§ EXERCISE AIM
What lines in the records include the string "name"? Return each one.

Element data from apps and pages
=== Begin Enclosure ===
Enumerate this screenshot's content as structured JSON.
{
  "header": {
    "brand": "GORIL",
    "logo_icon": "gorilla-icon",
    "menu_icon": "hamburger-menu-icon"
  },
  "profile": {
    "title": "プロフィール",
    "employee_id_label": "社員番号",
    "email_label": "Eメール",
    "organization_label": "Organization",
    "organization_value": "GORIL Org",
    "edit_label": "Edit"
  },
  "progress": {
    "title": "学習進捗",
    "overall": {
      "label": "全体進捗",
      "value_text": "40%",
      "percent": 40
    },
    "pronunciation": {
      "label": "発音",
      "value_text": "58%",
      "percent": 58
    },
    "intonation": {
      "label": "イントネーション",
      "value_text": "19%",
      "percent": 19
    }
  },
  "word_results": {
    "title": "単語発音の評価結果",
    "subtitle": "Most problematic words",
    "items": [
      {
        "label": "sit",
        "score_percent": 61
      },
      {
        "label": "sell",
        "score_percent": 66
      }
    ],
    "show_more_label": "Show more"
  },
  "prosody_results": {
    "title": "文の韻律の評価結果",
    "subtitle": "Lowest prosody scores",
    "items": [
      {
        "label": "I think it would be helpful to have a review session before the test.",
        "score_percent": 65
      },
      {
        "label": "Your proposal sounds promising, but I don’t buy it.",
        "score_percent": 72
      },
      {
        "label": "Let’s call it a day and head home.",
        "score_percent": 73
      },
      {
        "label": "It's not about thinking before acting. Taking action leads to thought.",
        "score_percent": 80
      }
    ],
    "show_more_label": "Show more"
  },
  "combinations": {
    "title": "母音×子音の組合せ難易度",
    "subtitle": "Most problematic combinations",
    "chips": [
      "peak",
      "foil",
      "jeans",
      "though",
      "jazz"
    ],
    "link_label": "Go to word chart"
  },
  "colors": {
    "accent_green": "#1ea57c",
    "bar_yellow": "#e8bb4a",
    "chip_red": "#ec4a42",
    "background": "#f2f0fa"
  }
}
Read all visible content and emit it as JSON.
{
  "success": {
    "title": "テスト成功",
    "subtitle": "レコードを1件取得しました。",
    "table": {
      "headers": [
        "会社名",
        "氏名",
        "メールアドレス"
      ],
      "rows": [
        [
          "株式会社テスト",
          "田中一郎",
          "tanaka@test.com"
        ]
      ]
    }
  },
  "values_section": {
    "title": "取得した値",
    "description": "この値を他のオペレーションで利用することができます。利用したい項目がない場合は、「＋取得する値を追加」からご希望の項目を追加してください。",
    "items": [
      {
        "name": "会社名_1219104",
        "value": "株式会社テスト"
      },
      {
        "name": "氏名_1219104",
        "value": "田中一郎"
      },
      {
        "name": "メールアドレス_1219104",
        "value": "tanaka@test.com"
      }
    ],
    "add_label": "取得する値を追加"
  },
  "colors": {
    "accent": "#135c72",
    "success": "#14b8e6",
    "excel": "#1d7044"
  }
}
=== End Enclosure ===
§ WORKED SOLUTION
        "name": "会社名_1219104",
        "name": "氏名_1219104",
        "name": "メールアドレス_1219104",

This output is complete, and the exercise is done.